Managing wild animals in remote areas requires accurate estimates of their numbers. Machine-vision drones can help.
The Kalahari is a semi-arid sandy savanna that stretches across huge areas of Botswana, South Africa, and Namibia. It is home to a wide variety of large mammals including giraffes, ostriches, gnus, and various species of gazelle.
Food resources constantly change in the savanna as rainfall changes, from grazing pressure and as bush fires spread across the land. To avoid overgrazing, land managers must ensure that the number of grazers is matched to the availability of food.
That requires significant monitoring. The most common ways of estimating populations of large mammals is to count them from a helicopter or to set up camera traps that record their movements through specific locations.
But these methods have significant drawbacks. Camera traps can only record populations in a single place and helicopter studies are expensive and time-consuming.
Another option is to photograph the area using a drone. This produces large numbers of images covering vast areas of land. But there is a problem. Analyzing these images is hard. It requires trained human operators to devote large amounts of time to the task.
So land managers would dearly love to have a better way to analyze these images.
Enter Nicolas Rey at the Ecole Polytechnique Federale de Lausanne (EPFL) in Switzerland and a few pals who have trained a machine-vision algorithm to do the job instead. They say the algorithm vastly reduces the time required from expert humans and could lead to significant improvements in population estimates of large animals.
Their method is straightforward. They begin with a 2014 drone-mapping study carried out at the Kuzikus wildlife reserve on the edge of the Kalahari in Namibia. This involved five drone flights over the reserve with a camera that took 6,500 pictures of the ground. Each picture was 3,000 x 4,000 pixels at a resolution of a few centimeters per pixel.
These images show many large mammals but they are sparsely distributed. And that makes them time-consuming for humans to find.
Rey and co’s idea is that a machine-vision system can be trained to do the job instead. But training requires ground-truth results that the machine can learn from.

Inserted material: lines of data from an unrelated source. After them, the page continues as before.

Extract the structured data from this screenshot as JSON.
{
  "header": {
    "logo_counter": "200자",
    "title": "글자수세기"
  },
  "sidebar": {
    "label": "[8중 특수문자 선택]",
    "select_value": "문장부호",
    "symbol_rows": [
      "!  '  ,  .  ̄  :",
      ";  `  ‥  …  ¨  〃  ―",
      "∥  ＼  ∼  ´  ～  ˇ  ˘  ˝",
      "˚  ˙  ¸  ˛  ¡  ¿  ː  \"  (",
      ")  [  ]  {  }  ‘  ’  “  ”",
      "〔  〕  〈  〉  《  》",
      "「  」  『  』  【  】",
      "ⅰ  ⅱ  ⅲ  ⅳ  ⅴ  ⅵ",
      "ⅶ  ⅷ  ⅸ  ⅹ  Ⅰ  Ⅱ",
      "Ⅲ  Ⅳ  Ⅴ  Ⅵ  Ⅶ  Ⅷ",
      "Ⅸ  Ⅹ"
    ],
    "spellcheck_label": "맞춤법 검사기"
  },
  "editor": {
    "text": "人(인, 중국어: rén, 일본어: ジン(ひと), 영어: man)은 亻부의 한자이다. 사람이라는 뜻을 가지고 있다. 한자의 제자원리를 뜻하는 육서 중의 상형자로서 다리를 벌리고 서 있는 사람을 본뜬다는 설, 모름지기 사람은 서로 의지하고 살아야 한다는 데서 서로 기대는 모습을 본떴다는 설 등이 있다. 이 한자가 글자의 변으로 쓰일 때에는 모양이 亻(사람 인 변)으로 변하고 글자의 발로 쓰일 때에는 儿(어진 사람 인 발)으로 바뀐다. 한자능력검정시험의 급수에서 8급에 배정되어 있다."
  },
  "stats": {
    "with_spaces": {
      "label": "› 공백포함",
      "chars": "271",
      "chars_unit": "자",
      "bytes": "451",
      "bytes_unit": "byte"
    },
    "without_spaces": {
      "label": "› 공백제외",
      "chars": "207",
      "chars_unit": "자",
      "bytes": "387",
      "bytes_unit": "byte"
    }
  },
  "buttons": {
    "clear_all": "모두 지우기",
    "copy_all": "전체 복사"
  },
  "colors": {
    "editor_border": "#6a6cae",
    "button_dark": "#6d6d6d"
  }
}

So an important part of Rey and co’s method is creating this ground truth data set using a crowdsourcing campaign. They asked 232 volunteers to study the pictures and draw a polygon around each animal they come across. Each image was seen by at least three volunteers and a maximum of 10. The average number of viewers was five. If more than half the viewers agreed, the team assumed they had identified an animal.
In this way, the volunteers found some 976 large mammals in 650 images. Human experts then reviewed the results, removing 21 spurious cases in a process that took just 30 minutes. The team then used these examples to train and test their machine-vision algorithm.
The results are interesting. The team found the algorithm performed best early in the day when the animals cast long shadows. “We conclude that flying in the morning and always at the same hour of the day can lead to better results,” they say. For the same reason, it was also better at spotting animals standing up rather than lying down.
Nevertheless, the system worked well. “The system achieves a high recall rate and a human operator can then eliminate false detections with limited effort,” say the team. So a human operator is still needed but with a vastly reduced workload.
That has implications for animal conservation in Africa and other large areas. “It shows that the detection of large mammals in semi-arid Savanna can be approached by processing data provided by standard RGB cameras mounted on affordable fixed wings UAVs,” say Rey and co.
That’s interesting work showing how relatively cheap drone technology and increasingly powerful machine-vision techniques can be applied in remote locations. Animal conservation in these regions should be easier and more effective as a result.